The beauty products we put on our skin can have important consequences for our health. Just this March, the U.S. Food and Drug Administration (FDA) warned that some Claire's cosmetics had tested positive for asbestos. But the FDA could only issue a warning, not a recall, because current law does not empower the agency to do so.
Michelle Pfeiffer wants to change that.
The actress and Environmental Working Group (EWG) board member was spotted on Capitol Hill Thursday lobbying lawmakers on behalf of a bill that would increase oversight of the cosmetics industry, The Washington Post reported.
By Julia Conley
Scientists at the United Nations' intergovernmental body focusing on biodiversity sounded alarms earlier this month with its report on the looming potential extinction of one million species — but few heard their calls, according to a German newspaper report.
The climate crisis is a major concern for American voters with nearly 40 percent reporting the issue will help determine how they cast their ballots in the upcoming 2020 presidential election, according to a report compiled by the Yale Program on Climate Change Communication.
Of more than 1,000 registered voters surveyed on global warming, climate and energy policies, as well as personal and collective action, 38 percent said that a candidate's position on climate change is "very important" when it comes to determining who will win their vote. Overall, democratic candidates are under more pressure to provide green solutions as part of their campaign promises with 64 percent of Democrat voters saying they prioritize the issue compared with just 34 percent of Independents and 12 percent of Republicans.
President Donald Trump has agreed to sign a $19.1 billion disaster relief bill that will help Americans still recovering from the flooding, hurricanes and wildfires that have devastated parts of the country in the past two years. Senate Republicans said they struck a deal with the president to approve the measure, despite the fact that it did not include the funding he wanted for the U.S.-Mexican border, CNN reported.

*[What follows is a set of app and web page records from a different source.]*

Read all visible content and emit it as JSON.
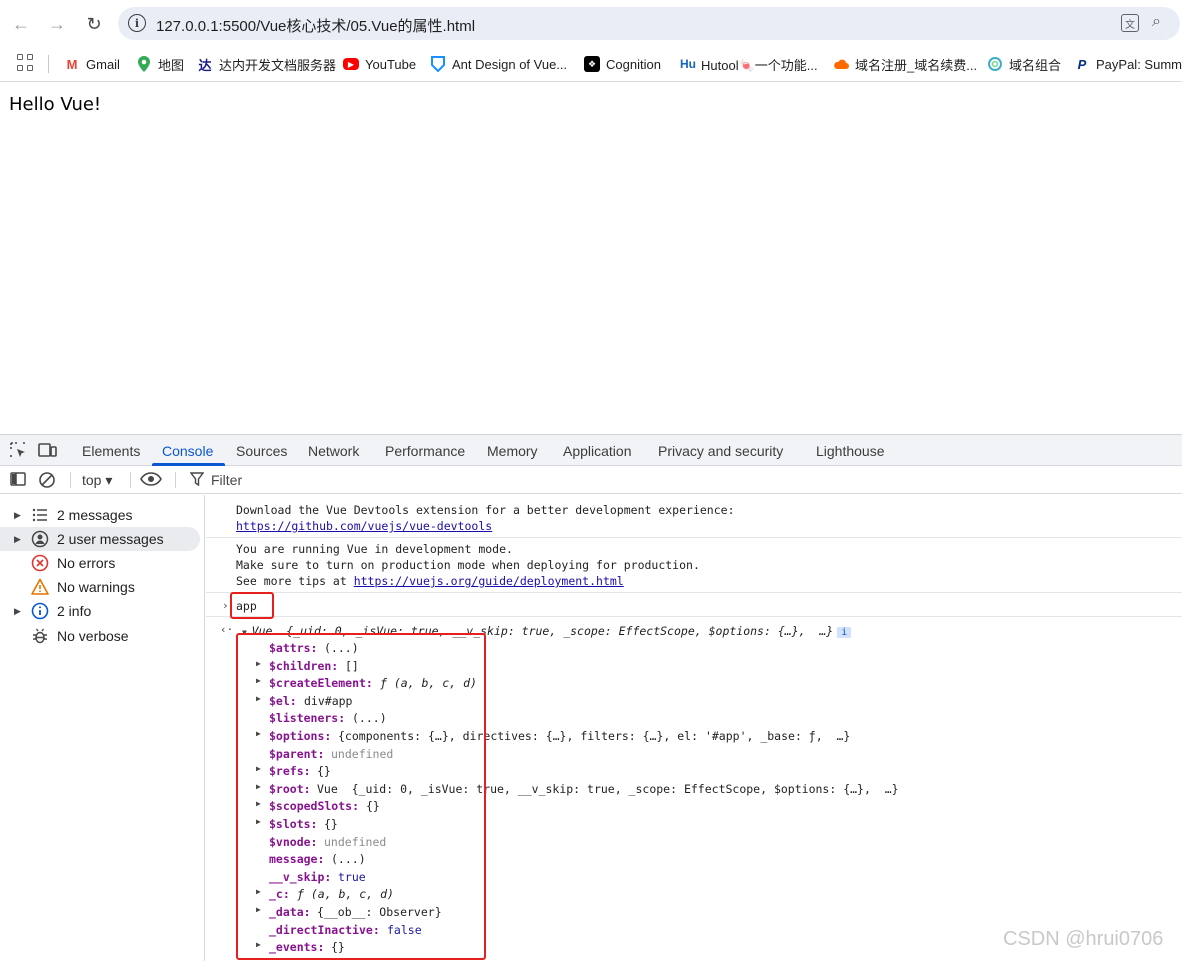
{
  "browser": {
    "url": "127.0.0.1:5500/Vue核心技术/05.Vue的属性.html",
    "bookmarks": [
      {
        "label": "Gmail",
        "icon": "gmail-icon",
        "color": "#ea4335"
      },
      {
        "label": "地图",
        "icon": "maps-pin-icon",
        "color": "#34a853"
      },
      {
        "label": "达内开发文档服务器",
        "icon": "tarena-icon",
        "color": "#1a1a8a"
      },
      {
        "label": "YouTube",
        "icon": "youtube-icon",
        "color": "#ff0000"
      },
      {
        "label": "Ant Design of Vue...",
        "icon": "ant-design-icon",
        "color": "#1890ff"
      },
      {
        "label": "Cognition",
        "icon": "cognition-icon",
        "color": "#000000"
      },
      {
        "label": "Hutool🍬一个功能...",
        "icon": "hutool-icon",
        "color": "#1565c0"
      },
      {
        "label": "域名注册_域名续费...",
        "icon": "cloud-icon",
        "color": "#ff6a00"
      },
      {
        "label": "域名组合",
        "icon": "swirl-icon",
        "color": "#3ab0c8"
      },
      {
        "label": "PayPal: Summa",
        "icon": "paypal-icon",
        "color": "#003087"
      }
    ]
  },
  "page": {
    "text": "Hello Vue!"
  },
  "devtools": {
    "tabs": [
      "Elements",
      "Console",
      "Sources",
      "Network",
      "Performance",
      "Memory",
      "Application",
      "Privacy and security",
      "Lighthouse"
    ],
    "active_tab": "Console",
    "context": "top ▾",
    "filter_placeholder": "Filter",
    "sidebar": [
      {
        "label": "2 messages",
        "icon": "list-icon",
        "expandable": true
      },
      {
        "label": "2 user messages",
        "icon": "user-icon",
        "expandable": true
      },
      {
        "label": "No errors",
        "icon": "error-icon",
        "expandable": false
      },
      {
        "label": "No warnings",
        "icon": "warning-icon",
        "expandable": false
      },
      {
        "label": "2 info",
        "icon": "info-icon",
        "expandable": true
      },
      {
        "label": "No verbose",
        "icon": "bug-icon",
        "expandable": false
      }
    ],
    "console": {
      "msg1_line1": "Download the Vue Devtools extension for a better development experience:",
      "msg1_link": "https://github.com/vuejs/vue-devtools",
      "msg2_line1": "You are running Vue in development mode.",
      "msg2_line2": "Make sure to turn on production mode when deploying for production.",
      "msg2_line3_prefix": "See more tips at ",
      "msg2_link": "https://vuejs.org/guide/deployment.html",
      "input": "app",
      "result_header": "Vue  {_uid: 0, _isVue: true, __v_skip: true, _scope: EffectScope, $options: {…},  …}",
      "info_badge": "i",
      "properties": [
        {
          "key": "$attrs",
          "value": "(...)",
          "expandable": false
        },
        {
          "key": "$children",
          "value": "[]",
          "expandable": true
        },
        {
          "key": "$createElement",
          "value": "ƒ (a, b, c, d)",
          "expandable": true
        },
        {
          "key": "$el",
          "value": "div#app",
          "expandable": true
        },
        {
          "key": "$listeners",
          "value": "(...)",
          "expandable": false
        },
        {
          "key": "$options",
          "value": "{components: {…}, directives: {…}, filters: {…}, el: '#app', _base: ƒ,  …}",
          "expandable": true
        },
        {
          "key": "$parent",
          "value": "undefined",
          "expandable": false
        },
        {
          "key": "$refs",
          "value": "{}",
          "expandable": true
        },
        {
          "key": "$root",
          "value": "Vue  {_uid: 0, _isVue: true, __v_skip: true, _scope: EffectScope, $options: {…},  …}",
          "expandable": true
        },
        {
          "key": "$scopedSlots",
          "value": "{}",
          "expandable": true
        },
        {
          "key": "$slots",
          "value": "{}",
          "expandable": true
        },
        {
          "key": "$vnode",
          "value": "undefined",
          "expandable": false
        },
        {
          "key": "message",
          "value": "(...)",
          "expandable": false
        },
        {
          "key": "__v_skip",
          "value": "true",
          "expandable": false
        },
        {
          "key": "_c",
          "value": "ƒ (a, b, c, d)",
          "expandable": true
        },
        {
          "key": "_data",
          "value": "{__ob__: Observer}",
          "expandable": true
        },
        {
          "key": "_directInactive",
          "value": "false",
          "expandable": false
        },
        {
          "key": "_events",
          "value": "{}",
          "expandable": true
        }
      ]
    }
  },
  "watermark": "CSDN @hrui0706",
  "colors": {
    "accent": "#0b57d0",
    "highlight_box": "#e8201d",
    "property_key": "#881391"
  }
}
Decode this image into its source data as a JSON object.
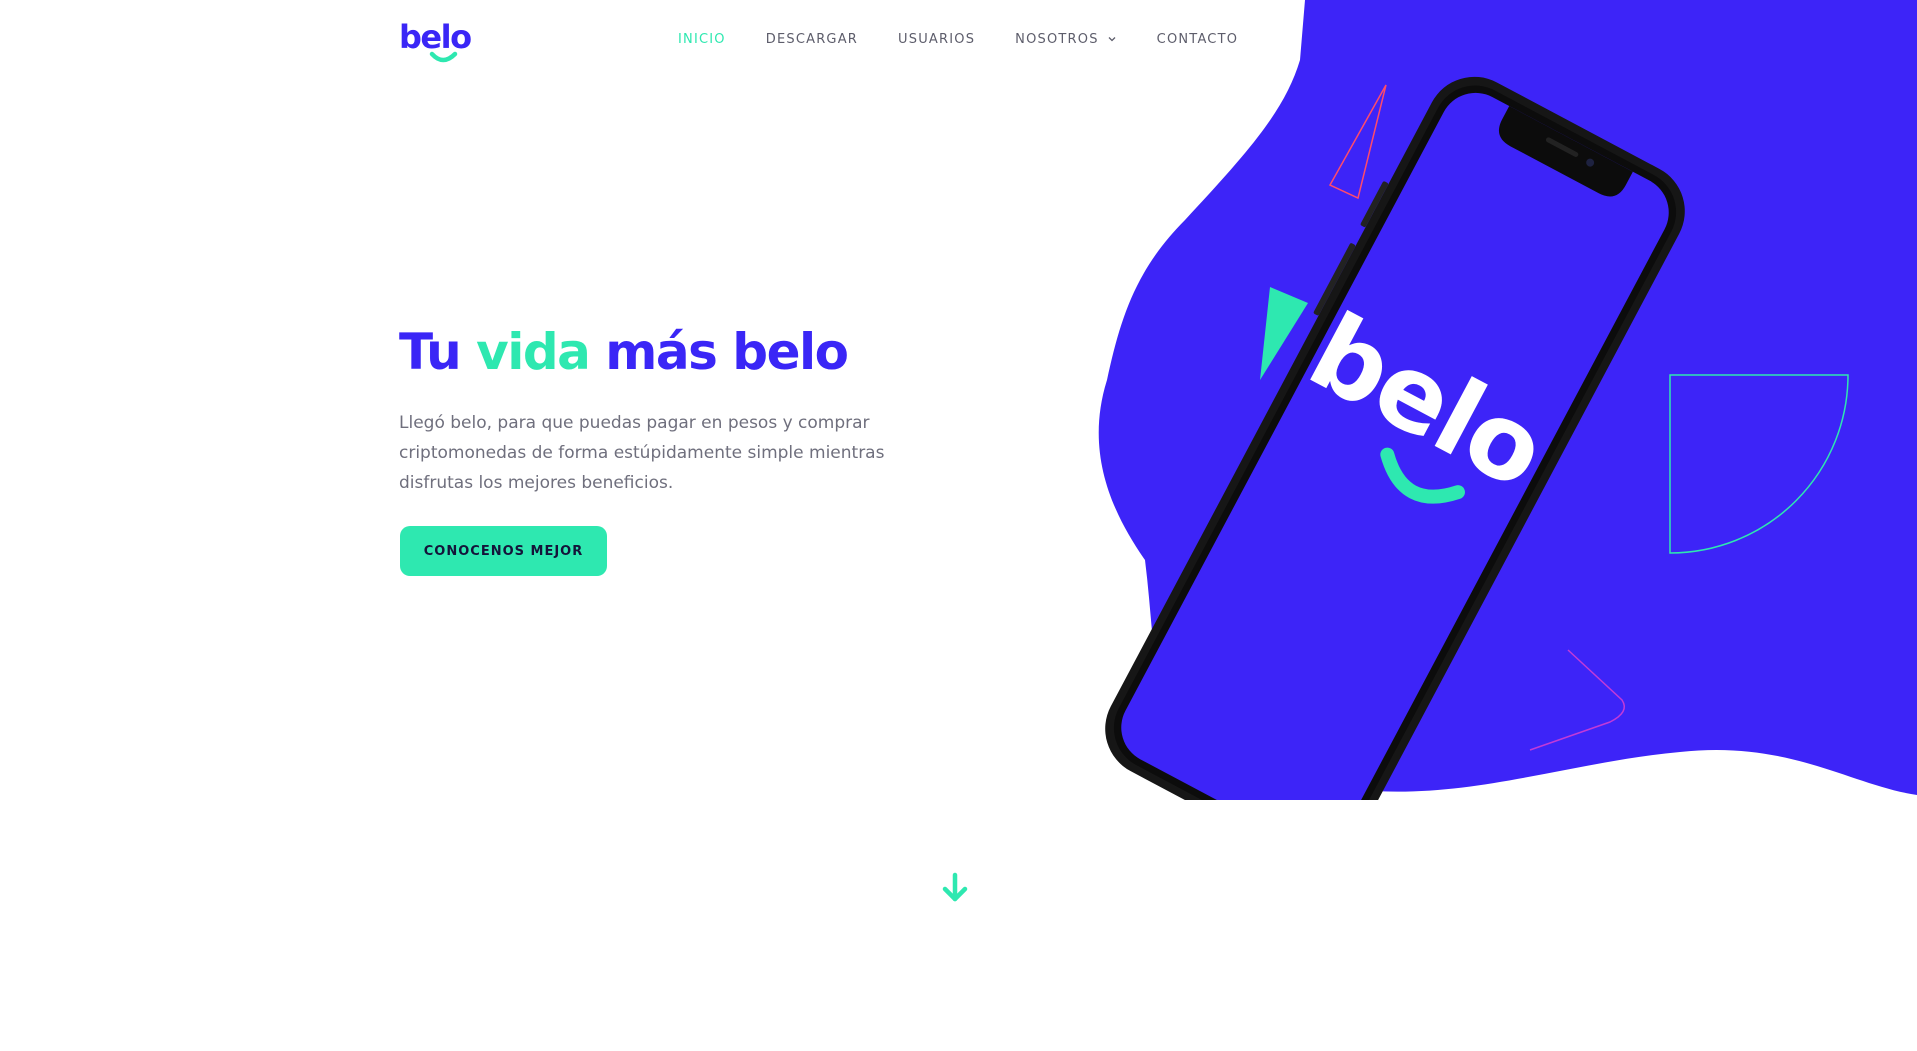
{
  "brand": {
    "name": "belo",
    "primary_color": "#3a26f6",
    "accent_color": "#2ee8b0"
  },
  "nav": {
    "items": [
      {
        "label": "INICIO",
        "active": true
      },
      {
        "label": "DESCARGAR",
        "active": false
      },
      {
        "label": "USUARIOS",
        "active": false
      },
      {
        "label": "NOSOTROS",
        "active": false,
        "has_dropdown": true
      },
      {
        "label": "CONTACTO",
        "active": false
      }
    ]
  },
  "hero": {
    "title_part1": "Tu ",
    "title_accent": "vida",
    "title_part2": " más belo",
    "description": "Llegó belo, para que puedas pagar en pesos y comprar criptomonedas de forma estúpidamente simple mientras disfrutas los mejores beneficios.",
    "cta_label": "CONOCENOS MEJOR"
  },
  "icons": {
    "scroll": "arrow-down-icon",
    "dropdown": "chevron-down-icon"
  }
}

"The U.S. Senate has just approved a 19 Billion Dollar Disaster Relief Bill, with my total approval. Great!" the president tweeted Thursday.
"There was a lot of devastation throughout the state," Governor Mike Parson said at a Thursday morning press conference, as NPR reported. "We were very fortunate last night that we didn't have more injuries than what we had, and we didn't have more fatalities across the state. But three is too many."